▶ DATASET:
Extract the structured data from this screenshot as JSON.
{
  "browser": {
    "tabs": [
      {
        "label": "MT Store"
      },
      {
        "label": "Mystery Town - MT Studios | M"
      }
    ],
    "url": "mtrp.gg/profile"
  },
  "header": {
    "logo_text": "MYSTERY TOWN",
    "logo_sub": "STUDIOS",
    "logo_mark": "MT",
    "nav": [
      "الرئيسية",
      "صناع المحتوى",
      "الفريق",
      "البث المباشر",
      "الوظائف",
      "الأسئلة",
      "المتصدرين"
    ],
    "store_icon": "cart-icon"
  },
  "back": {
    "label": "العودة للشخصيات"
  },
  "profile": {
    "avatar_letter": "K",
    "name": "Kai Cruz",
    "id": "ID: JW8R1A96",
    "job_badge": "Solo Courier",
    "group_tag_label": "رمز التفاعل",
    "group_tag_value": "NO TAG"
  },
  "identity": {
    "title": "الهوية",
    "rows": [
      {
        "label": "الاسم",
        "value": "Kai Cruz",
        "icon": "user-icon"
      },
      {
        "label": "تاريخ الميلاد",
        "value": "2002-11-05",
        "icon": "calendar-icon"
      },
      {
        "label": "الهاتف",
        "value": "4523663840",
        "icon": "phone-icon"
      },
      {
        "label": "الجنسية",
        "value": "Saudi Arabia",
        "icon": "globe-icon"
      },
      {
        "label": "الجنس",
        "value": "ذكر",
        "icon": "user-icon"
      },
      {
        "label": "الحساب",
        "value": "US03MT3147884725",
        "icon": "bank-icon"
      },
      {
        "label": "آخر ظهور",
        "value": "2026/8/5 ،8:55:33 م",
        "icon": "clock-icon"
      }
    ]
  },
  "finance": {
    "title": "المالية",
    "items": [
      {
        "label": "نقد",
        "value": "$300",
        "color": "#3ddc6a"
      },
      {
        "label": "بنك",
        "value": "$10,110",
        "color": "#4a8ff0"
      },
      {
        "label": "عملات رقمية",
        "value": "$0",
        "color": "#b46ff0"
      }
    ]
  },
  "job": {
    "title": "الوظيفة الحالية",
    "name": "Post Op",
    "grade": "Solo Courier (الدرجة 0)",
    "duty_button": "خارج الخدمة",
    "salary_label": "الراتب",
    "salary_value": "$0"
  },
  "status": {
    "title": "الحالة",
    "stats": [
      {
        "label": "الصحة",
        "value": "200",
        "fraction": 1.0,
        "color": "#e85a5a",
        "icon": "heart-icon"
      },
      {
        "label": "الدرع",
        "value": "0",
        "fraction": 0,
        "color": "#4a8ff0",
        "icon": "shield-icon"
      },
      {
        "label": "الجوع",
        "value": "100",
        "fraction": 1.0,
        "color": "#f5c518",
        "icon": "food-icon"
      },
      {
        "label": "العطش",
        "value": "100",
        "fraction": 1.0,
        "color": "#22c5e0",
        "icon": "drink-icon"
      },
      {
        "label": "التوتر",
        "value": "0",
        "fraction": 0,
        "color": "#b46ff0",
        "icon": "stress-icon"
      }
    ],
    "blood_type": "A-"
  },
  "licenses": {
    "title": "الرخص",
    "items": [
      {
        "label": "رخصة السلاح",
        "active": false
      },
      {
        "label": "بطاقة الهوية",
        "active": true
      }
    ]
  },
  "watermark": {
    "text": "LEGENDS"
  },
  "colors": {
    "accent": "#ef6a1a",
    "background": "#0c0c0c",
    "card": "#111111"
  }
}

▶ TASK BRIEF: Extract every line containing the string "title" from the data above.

▶ EXPECTED OUTPUT:
    "title": "الهوية",
    "title": "المالية",
    "title": "الوظيفة الحالية",
    "title": "الحالة",
    "title": "الرخص",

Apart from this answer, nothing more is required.